Since the total charge on the rod (Q) is simply the product of the charge density and the total
length of the rod, this reduces to
This is exactly the expression for the electric field from a point charge. Thus, as you move
farther and farther from the rod, the rod does indeed begin to look like a point charge.
The long, hollow plastic cylinder at right has inner
radius a, outer radius b, and uniform charge density
. Find the electric field at all points in a plane
perpendicular to the cylinder near its midpoint.
For certain situations, typically ones with a high degree of symmetry, Gauss’ Law allows you
to calculate the electric field relatively easily. Gauss’ Law, mathematically, states:
Let’s describe what this means in English. The left side of the equation involves the vector dot
product between the electric field and an infinitesimally small area that is a piece of a larger

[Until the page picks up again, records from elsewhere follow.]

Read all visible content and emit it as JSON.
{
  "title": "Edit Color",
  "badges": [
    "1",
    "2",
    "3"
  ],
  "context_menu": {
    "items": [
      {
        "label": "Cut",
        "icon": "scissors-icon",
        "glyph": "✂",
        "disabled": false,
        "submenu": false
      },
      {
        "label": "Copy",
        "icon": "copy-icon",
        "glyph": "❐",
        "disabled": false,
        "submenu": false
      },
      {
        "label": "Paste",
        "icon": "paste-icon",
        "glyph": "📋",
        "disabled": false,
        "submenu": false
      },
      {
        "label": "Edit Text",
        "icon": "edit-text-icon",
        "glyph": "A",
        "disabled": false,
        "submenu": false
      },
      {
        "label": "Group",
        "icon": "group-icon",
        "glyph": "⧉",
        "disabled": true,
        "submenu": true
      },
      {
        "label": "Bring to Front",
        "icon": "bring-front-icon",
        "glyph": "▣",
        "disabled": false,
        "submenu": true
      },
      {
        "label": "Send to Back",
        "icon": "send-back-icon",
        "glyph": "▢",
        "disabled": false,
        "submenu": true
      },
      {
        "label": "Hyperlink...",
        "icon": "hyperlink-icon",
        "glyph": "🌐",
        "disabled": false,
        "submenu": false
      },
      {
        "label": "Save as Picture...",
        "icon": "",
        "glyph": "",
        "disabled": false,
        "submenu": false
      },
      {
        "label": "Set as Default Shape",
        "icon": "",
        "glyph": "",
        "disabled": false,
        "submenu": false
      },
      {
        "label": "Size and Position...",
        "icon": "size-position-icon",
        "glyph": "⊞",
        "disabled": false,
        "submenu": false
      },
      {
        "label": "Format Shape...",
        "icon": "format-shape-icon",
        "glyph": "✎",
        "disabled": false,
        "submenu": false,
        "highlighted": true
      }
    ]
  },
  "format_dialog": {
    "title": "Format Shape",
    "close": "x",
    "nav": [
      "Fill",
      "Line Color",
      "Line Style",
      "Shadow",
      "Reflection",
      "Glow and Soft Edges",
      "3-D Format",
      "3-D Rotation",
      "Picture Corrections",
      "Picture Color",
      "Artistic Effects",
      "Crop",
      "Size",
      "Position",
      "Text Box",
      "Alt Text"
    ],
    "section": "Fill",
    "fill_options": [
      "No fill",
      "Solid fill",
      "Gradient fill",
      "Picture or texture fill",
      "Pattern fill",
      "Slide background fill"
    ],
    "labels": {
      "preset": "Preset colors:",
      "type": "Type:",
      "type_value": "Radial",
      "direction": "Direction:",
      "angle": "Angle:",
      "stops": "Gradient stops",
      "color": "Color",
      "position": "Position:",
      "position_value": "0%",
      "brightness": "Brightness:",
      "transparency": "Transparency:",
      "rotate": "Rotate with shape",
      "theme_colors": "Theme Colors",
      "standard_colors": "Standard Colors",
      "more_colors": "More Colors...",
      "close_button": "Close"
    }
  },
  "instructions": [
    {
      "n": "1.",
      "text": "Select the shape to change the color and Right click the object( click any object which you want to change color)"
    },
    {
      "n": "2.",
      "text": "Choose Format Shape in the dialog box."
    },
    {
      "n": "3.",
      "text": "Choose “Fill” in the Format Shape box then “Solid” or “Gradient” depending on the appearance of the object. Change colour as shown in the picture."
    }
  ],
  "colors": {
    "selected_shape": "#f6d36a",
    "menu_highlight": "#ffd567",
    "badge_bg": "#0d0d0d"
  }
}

closed surface (termed the gaussian surface). This dot product between electric field and area
is termed electric flux, and is often visualized as the amount of field that “passes through” the
little piece of area. The integral simply tells us to add up all of these infinitesimal electric
fluxes to get the total flux through the entire closed surface.
The gist of Gauss’ Law is that this total electric flux is exactly equal to the total amount of
electric charge enclosed within the gaussian surface, divided by a constant,
permittivity of free space, a constant equal to 8.85 x 10
Somewhat counter intuitively, the key to applying Gauss’ Law is to choose a gaussian surface
such that you never really have to do the integral on the left side of the equation! To try to
help you understand what I’m talking about, let’s walk through the solution of the above
problem. The following sequence of steps will help you understand the process of applying
1. Choose the appropriate gaussian surface.
2. Carefully draw the hypothetical gaussian surface at the location of interest.
3. Carefully draw the electric field at all points on the gaussian surface.
4. Write an expression for the surface area parallel to the electric field.
5. Write an expression for q
, the charge enclosed within the gaussian surface.
Apply Gauss’ Law and determine the electric field at all points on this hypothetical surface.